January 08, 2011
The scrape of skate blades
When I was a kid, we skated on the little pond in my parents’ yard. My father hung a spotlight in the willow tree, which lit the pond nicely. Just beyond the edges of the pond, shadows stretched across the snowbanks and beyond that, the white snow disappeared into darkness. Snow muffled the rural landscape, and the scrape of skate blades against ice was the only sound I heard as I skated around and around in the cold night air.
The sound of skate blades against ice reminds me of that scene. I can close my eyes and picture frozen cattails, a little pine tree half-buried in a snowbank, the dark night sky overheard.
When Brooklyn Friend took us to an urban skating rink, I heard the clatter of skate blades against ice — that same noise. But all around me, rose tall buildings, with light spilling out of display windows. Hundreds of people, all in dark clothes, rushed along the sidewalks, sometimes talking but mostly silent. Tourists stood in clusters to take photos. Music blared from speakers. Security men guarded the big Christmas tree.
Down on the ice, kids were doing the same stuff we did as kids: learning to balance, grabbing each other’s hands, screaming at each other to wait up, slow down.
We didn’t have time to skate; we were on our way to a jazz club, and Shaggy Hair Boy wanted to be there when the doors opened. But I wandered around for a few minutes, happily taking pictures and ruminating about urban nature, and what happens when you created a skating pond in the most urban setting possible. When I looked up from my camera, I realized that I had lost Shaggy Hair Boy in the crowd. There were just so many people rushing about. But then he appeared, almost magically, by my side.
“Oh, good,” I said. “I was afraid we had gotten separated.”

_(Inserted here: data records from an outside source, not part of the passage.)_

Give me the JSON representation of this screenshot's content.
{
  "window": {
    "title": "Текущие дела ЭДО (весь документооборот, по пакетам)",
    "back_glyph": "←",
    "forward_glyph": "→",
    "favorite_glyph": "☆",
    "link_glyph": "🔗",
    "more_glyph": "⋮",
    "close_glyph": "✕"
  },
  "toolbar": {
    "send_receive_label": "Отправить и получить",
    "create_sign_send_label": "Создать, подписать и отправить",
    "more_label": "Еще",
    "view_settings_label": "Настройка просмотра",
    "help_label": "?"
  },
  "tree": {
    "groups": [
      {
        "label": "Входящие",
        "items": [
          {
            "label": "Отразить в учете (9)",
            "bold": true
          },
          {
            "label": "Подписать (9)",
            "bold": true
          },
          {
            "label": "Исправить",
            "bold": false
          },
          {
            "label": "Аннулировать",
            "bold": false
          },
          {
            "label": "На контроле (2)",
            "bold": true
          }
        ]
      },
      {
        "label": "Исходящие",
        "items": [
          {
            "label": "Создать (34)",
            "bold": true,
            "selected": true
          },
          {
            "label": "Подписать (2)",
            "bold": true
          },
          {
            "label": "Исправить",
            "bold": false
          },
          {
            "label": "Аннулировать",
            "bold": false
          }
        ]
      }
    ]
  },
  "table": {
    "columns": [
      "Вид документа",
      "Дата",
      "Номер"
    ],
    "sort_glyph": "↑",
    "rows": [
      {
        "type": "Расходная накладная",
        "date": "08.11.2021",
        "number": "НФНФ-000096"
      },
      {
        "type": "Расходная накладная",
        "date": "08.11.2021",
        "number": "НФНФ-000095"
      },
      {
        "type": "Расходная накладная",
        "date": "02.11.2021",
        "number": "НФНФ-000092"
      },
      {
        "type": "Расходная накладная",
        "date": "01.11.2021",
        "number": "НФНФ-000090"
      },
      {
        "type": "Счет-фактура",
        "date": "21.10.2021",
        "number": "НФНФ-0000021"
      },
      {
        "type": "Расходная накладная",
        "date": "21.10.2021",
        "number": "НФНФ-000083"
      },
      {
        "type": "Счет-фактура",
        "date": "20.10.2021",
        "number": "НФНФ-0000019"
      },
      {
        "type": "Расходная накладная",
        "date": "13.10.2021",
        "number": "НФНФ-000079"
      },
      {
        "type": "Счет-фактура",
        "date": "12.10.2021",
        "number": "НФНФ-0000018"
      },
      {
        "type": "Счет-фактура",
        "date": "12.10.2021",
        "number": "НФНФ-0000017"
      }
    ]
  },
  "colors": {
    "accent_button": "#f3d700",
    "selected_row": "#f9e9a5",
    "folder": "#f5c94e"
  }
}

“It’s so easy to find you in the city,” he said. “You’re the only one wearing a red ski jacket.” He grinned as he pulled up his own dark hood, and we followed Brooklyn Friend down a side street toward the jazz club.
Posted by jo(e)